At what point does it rob them of their ability to be "normal" in their own context? Amanda writes often of liking herself just as she is, and wanting to be accepted just as she is; she doesn't require fixing.
We really must not forget the benefits of a good giggle fest on the floor of the living room, or a strawberry dipped in whipping cream just because it tastes good, not because it helps with oral motor skills.
We have to remember the joy of reading for the sake of reading, not just as an essential quest to allow our children independence. Bubbles in the bathtub are just as beneficial when they are fun and silly and making Santa beards as they are when they are part of speech therapy.
And while we are at it, we need to give ourselves a break about being perfect parents. Because you know what? Perfect parents of perfect children have kids that have temper tantrums in the mall, and cry over nothing sometimes, and strike another child because she has his toy.

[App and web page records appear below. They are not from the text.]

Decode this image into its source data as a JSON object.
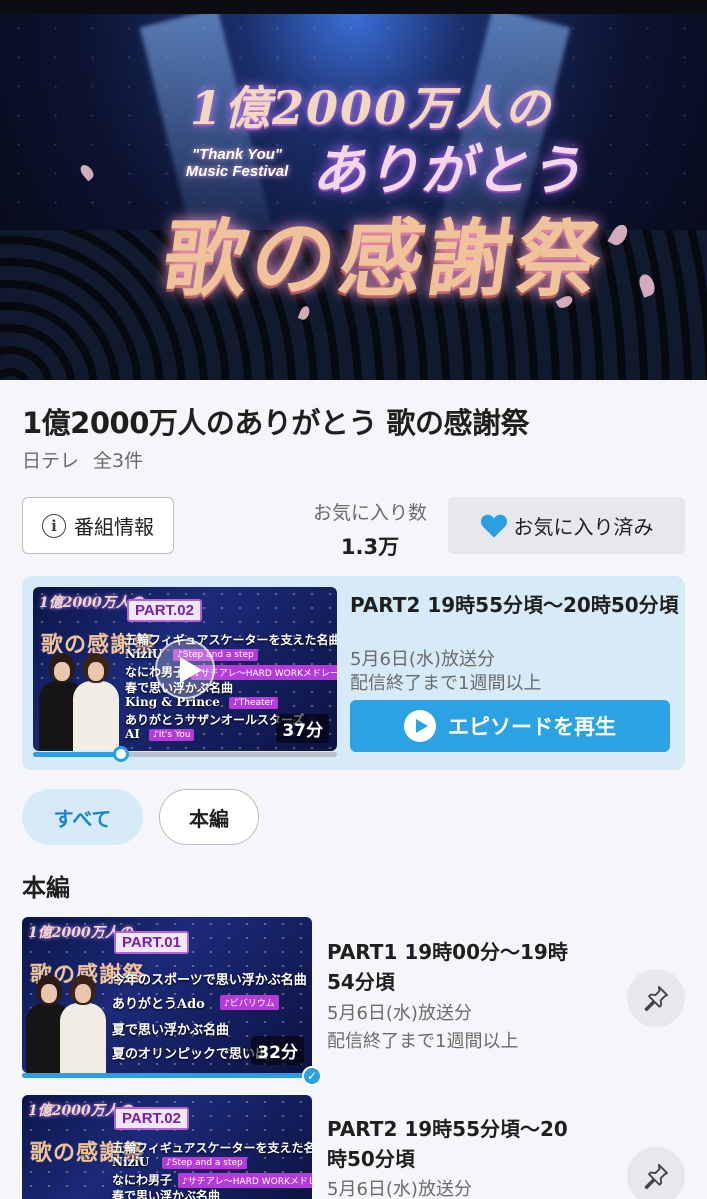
{
  "hero": {
    "line1": "1億2000万人の",
    "line2": "ありがとう",
    "english": "\"Thank You\" Music Festival",
    "line3": "歌の感謝祭"
  },
  "show": {
    "title": "1億2000万人のありがとう 歌の感謝祭",
    "network": "日テレ",
    "count": "全3件"
  },
  "actions": {
    "info_label": "番組情報",
    "fav_count_label": "お気に入り数",
    "fav_count_value": "1.3万",
    "fav_button_label": "お気に入り済み"
  },
  "featured": {
    "thumb_part": "PART.02",
    "thumb_lines": [
      "五輪フィギュアスケーターを支えた名曲",
      "NiziU",
      "なにわ男子",
      "春で思い浮かぶ名曲",
      "King & Prince",
      "ありがとうサザンオールスターズ",
      "AI"
    ],
    "thumb_chips": [
      "♪Step and a step",
      "♪サチアレ〜HARD WORKメドレー",
      "♪Theater",
      "♪It's You"
    ],
    "title": "PART2 19時55分頃〜20時50分頃",
    "broadcast": "5月6日(水)放送分",
    "availability": "配信終了まで1週間以上",
    "duration": "37分",
    "progress": 0.29,
    "play_label": "エピソードを再生"
  },
  "filters": {
    "all": "すべて",
    "main": "本編"
  },
  "section": {
    "title": "本編"
  },
  "episodes": [
    {
      "thumb_part": "PART.01",
      "thumb_lines": [
        "今年のスポーツで思い浮かぶ名曲",
        "ありがとうAdo",
        "夏で思い浮かぶ名曲",
        "夏のオリンピックで思い出"
      ],
      "thumb_chips": [
        "♪ビバリウム"
      ],
      "title_line1": "PART1 19時00分〜19時",
      "title_line2": "54分頃",
      "broadcast": "5月6日(水)放送分",
      "availability": "配信終了まで1週間以上",
      "duration": "32分",
      "progress": 1.0,
      "watched": true
    },
    {
      "thumb_part": "PART.02",
      "thumb_lines": [
        "五輪フィギュアスケーターを支えた名曲",
        "NiziU",
        "なにわ男子",
        "春で思い浮かぶ名曲"
      ],
      "thumb_chips": [
        "♪Step and a step",
        "♪サチアレ〜HARD WORKメドレー"
      ],
      "title_line1": "PART2 19時55分頃〜20",
      "title_line2": "時50分頃",
      "broadcast": "5月6日(水)放送分",
      "watched": false
    }
  ],
  "colors": {
    "accent": "#2ba3e2",
    "card_bg": "#d6ebf7",
    "heart": "#2aa0e0"
  }
}
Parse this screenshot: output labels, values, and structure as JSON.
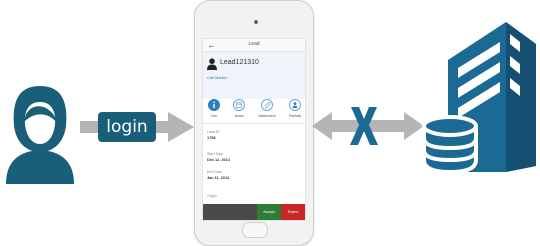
{
  "login": {
    "label": "login"
  },
  "app": {
    "title": "Lead",
    "lead_name": "Lead121310",
    "call_link": "Call Martin  !",
    "tabs": [
      {
        "label": "Info",
        "icon": "info-icon"
      },
      {
        "label": "Notes",
        "icon": "calendar-icon"
      },
      {
        "label": "Attachment",
        "icon": "paperclip-icon"
      },
      {
        "label": "Partially",
        "icon": "person-icon"
      }
    ],
    "fields": [
      {
        "label": "Lead ID",
        "value": "1798"
      },
      {
        "label": "Start Date",
        "value": "Dec 12, 2013"
      },
      {
        "label": "End Date",
        "value": "Jan 11, 2014"
      },
      {
        "label": "Origin",
        "value": ""
      }
    ],
    "accept_label": "Accept",
    "reject_label": "Reject"
  },
  "colors": {
    "brand": "#1a5f7a",
    "arrow_gray": "#b5b5b5",
    "block_x": "#1a6a93",
    "accept": "#2e7d32",
    "reject": "#c62828"
  }
}
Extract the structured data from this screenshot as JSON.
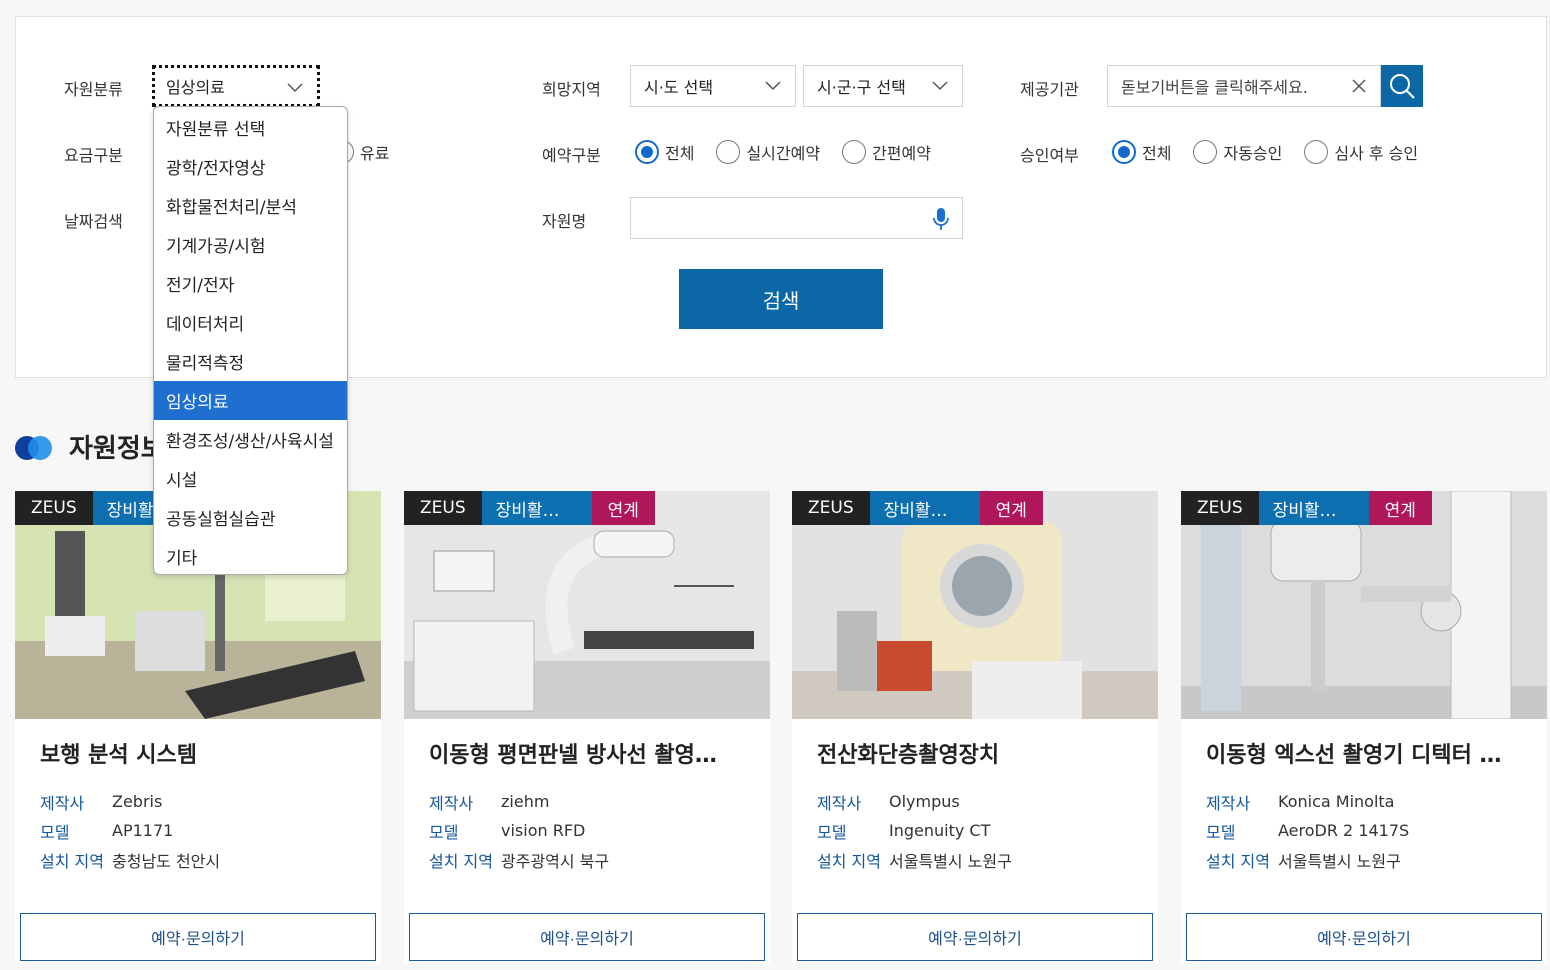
{
  "filters": {
    "category_label": "자원분류",
    "category_value": "임상의료",
    "region_label": "희망지역",
    "region_sido": "시·도 선택",
    "region_sigungu": "시·군·구 선택",
    "provider_label": "제공기관",
    "provider_placeholder": "돋보기버튼을 클릭해주세요.",
    "fee_label": "요금구분",
    "fee_paid": "유료",
    "reserve_label": "예약구분",
    "reserve_options": [
      "전체",
      "실시간예약",
      "간편예약"
    ],
    "approve_label": "승인여부",
    "approve_options": [
      "전체",
      "자동승인",
      "심사 후 승인"
    ],
    "date_label": "날짜검색",
    "name_label": "자원명",
    "name_value": "",
    "search_button": "검색"
  },
  "dropdown": {
    "items": [
      "자원분류 선택",
      "광학/전자영상",
      "화합물전처리/분석",
      "기계가공/시험",
      "전기/전자",
      "데이터처리",
      "물리적측정",
      "임상의료",
      "환경조성/생산/사육시설",
      "시설",
      "공동실험실습관",
      "기타"
    ],
    "selected_index": 7
  },
  "section": {
    "title": "자원정보"
  },
  "colors": {
    "accent": "#0b67a6",
    "tag_equip": "#0d6fb0",
    "tag_link": "#b0165a",
    "dropdown_selected": "#1f6fd1"
  },
  "cards": [
    {
      "tags": [
        "ZEUS",
        "장비활용",
        ""
      ],
      "name": "보행 분석 시스템",
      "maker_k": "제작사",
      "maker": "Zebris",
      "model_k": "모델",
      "model": "AP1171",
      "loc_k": "설치 지역",
      "loc": "충청남도 천안시",
      "cta": "예약·문의하기"
    },
    {
      "tags": [
        "ZEUS",
        "장비활…",
        "연계"
      ],
      "name": "이동형 평면판넬 방사선 촬영…",
      "maker_k": "제작사",
      "maker": "ziehm",
      "model_k": "모델",
      "model": "vision RFD",
      "loc_k": "설치 지역",
      "loc": "광주광역시 북구",
      "cta": "예약·문의하기"
    },
    {
      "tags": [
        "ZEUS",
        "장비활…",
        "연계"
      ],
      "name": "전산화단층촬영장치",
      "maker_k": "제작사",
      "maker": "Olympus",
      "model_k": "모델",
      "model": "Ingenuity CT",
      "loc_k": "설치 지역",
      "loc": "서울특별시 노원구",
      "cta": "예약·문의하기"
    },
    {
      "tags": [
        "ZEUS",
        "장비활…",
        "연계"
      ],
      "name": "이동형 엑스선 촬영기 디텍터 …",
      "maker_k": "제작사",
      "maker": "Konica Minolta",
      "model_k": "모델",
      "model": "AeroDR 2 1417S",
      "loc_k": "설치 지역",
      "loc": "서울특별시 노원구",
      "cta": "예약·문의하기"
    }
  ]
}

In the video on Oprah, one parent worried about her son's "inappropriate touching" of strangers. He liked to hug people. Imagine the horror!!! Imagine how bad it would be if we got 50 hugs a day instead of two or three? Imagine when a teenager with autism claps his hands excitedly and cheers because he recognizes a song he loves?
I'm starting a campaign - I'll be that person who welcomes the inappropriate behavior of a person with autism or T21. If there's a song on the radio that requires a dance, I'll stop and dance - if someone wants to hug me, I'll take 10 or 15 seconds out of my day to receive and return that hug. If someone wants to teach me a tune that consists of a few repetitive syllables, I'll be happy to sing along.
In the meantime, for all of those people who try to train our kids out of inappropriate behavior who might be worried about job security, I've got a few suggestions for you...
Maybe you can work on the person who cuts me off on the highway and flips me the bird. Or who stands 10 feet outside the front door of a building and smokes at me. Or waits on me in the grocery store without so much as a kind word, or an acknowledgement of my presence. Or who stops and stares at me when I share a full body hug with Paige, that involves wrapping not only arms, but legs around my body and saying, "I love" over and over again. Or the one who swears at her child in Walmart out of frustration.
Maybe everyone needs to work on appropriate behavior sometimes.